You exist with the burden of that gaze on you and that gaze defines how you carry yourself.

It takes nothing but a moment to realize just how these burdens have sculpted you and your persona in the public space. I hold a deliberate and constant scowl on my face, head high, and my walk brisk. It is my way of denying and deterring those prowling leers and stares, of resisting the vulnerability that comes with my skin and whose fear crawls on my skin.

Of leers, jeers, and harassment.

And yet I know it can prevent little. My mere emergence in public visibility is what makes me far too prominent itself. Just being there is what draws attention, I need not create a scene. I am the scene.

The female body is oppressive for the expectations, fears, threats and oppressions heaped onto it are what it heaps onto you.

I catch myself unconsciously glancing at my dupatta every now and then, adjusting it even while it is adjusted. I find myself unconsciously straightening my kameez even when it already is, to make sure its corners aren’t turned, to make sure they cover me fully.

It is a constant ticking in my mind that tugs at its peace; this, being conscious of myself to a painful degree.

embodying-indus-lifeI sit in the car and get uncomfortable when a car or motorcycle veers too close to my window. The proximity is unsettling for the proximity of access of sight is unsettling. I grab the black shades and fix them over my window amid a sigh of relief. There, I am now hidden. Phew.

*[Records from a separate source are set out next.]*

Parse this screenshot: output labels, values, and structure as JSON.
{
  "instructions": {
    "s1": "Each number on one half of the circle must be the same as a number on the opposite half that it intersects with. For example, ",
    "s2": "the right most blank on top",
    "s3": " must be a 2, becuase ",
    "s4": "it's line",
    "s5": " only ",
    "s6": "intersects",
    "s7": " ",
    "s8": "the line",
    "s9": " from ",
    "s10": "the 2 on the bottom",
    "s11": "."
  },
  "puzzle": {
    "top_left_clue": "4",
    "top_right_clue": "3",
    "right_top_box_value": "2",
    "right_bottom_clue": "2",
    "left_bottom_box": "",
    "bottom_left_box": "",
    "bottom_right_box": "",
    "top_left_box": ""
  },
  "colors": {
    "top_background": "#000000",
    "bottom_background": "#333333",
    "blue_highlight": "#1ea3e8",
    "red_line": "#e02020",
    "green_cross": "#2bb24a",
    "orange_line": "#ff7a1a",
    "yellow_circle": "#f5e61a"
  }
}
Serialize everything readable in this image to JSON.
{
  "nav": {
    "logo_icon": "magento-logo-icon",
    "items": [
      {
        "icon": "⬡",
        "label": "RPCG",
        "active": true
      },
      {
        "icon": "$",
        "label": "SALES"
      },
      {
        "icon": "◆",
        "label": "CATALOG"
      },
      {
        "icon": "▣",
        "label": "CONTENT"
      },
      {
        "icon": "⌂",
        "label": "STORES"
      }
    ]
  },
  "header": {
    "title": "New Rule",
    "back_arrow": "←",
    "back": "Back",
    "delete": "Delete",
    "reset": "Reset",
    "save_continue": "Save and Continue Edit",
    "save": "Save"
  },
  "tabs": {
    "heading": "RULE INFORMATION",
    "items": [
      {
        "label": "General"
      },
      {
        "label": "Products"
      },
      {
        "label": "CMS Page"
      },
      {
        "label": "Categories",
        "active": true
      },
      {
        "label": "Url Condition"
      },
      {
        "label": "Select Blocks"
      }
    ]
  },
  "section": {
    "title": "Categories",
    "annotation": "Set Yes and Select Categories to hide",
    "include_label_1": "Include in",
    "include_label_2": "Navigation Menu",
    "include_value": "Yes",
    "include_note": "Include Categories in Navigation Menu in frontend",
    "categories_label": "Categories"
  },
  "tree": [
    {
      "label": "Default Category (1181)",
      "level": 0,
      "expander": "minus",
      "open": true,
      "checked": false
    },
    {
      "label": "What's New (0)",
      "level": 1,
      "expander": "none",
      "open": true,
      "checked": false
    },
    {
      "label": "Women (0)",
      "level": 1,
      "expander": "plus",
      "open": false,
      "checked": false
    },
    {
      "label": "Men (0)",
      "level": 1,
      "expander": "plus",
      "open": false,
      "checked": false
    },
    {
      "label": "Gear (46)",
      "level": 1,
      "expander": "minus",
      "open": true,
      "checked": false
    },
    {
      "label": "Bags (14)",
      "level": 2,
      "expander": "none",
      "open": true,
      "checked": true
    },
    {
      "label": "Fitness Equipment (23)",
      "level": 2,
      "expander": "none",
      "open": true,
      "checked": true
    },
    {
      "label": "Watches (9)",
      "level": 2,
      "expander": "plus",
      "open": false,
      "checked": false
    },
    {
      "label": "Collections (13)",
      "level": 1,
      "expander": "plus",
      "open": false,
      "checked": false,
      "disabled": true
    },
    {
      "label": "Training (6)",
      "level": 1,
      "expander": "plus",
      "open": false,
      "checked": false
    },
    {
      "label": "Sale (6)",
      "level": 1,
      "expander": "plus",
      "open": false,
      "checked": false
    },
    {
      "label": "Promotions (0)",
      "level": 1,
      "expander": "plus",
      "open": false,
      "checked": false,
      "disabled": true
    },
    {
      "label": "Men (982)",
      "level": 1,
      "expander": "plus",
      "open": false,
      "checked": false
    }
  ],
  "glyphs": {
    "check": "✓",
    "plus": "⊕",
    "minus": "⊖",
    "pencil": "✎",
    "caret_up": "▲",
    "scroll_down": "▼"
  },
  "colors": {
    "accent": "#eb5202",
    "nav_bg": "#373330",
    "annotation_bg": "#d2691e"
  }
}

I step out and it is a struggle to keep my appearance…in order. I can’t hide here.

How can you possibly feel naked with clothes?

How can your own skin induce fear, vulnerability and discomfort in you? How can it induce a desire for invisibility in you?

An invisibility from the leers and stares that pierce right into you, that frighten and unnerve you. Leers and stares that stalk you with a perverse pride, entitlement, insolence and impudence, and with a complete sense of the perverse power they are, which are undeterred by one’s detection of them. The detection only emboldens them.

How do you come to feel uncomfortable in your skin? How do you come to feel uncomfortable by your own skin?

You see the leers and you survey yourself in worry, is the dupatta in place? Is something wrong? Is my kurta too short? Are the chaaks too much? I quickly sling my bag or purse on one side to slump over my legs, while the dupatta falls over the other.

How do you keep prying eyes away? To what extent can you possibly hide yourself? What more can you hide of yourself when the imagination encroaches and penetrates all that is you?

What can I do when I am uncomfortable by my own skin? When I made to be felt oppressed by own biology?

I wonder what it feels like to be in the public and to have a mobility unhampered by an agonizing consciousness of every part of your body, a tiring and grueling consciousness that presses itself on your mind.

How does it feel to not be ashamed of your anatomy?

How does it feel to not want to shrink?

How does it feel to not be stalked, surveyed and to surveil yourself?

How does it feel to just wear your skin without wanting to peel it off, shroud it, or fix it?

How does it feel to not be a woman?

I wonder what it’s like, while the corners of my dupatta and kameez tug at the corners of my mind. Is the dupatta in place? Is my kurta too short? Are the chaaks too much? A constant ticking in my mind that tugs at its peace; this, being conscious of myself to a painful degree.

 

-Hafsa Khawaja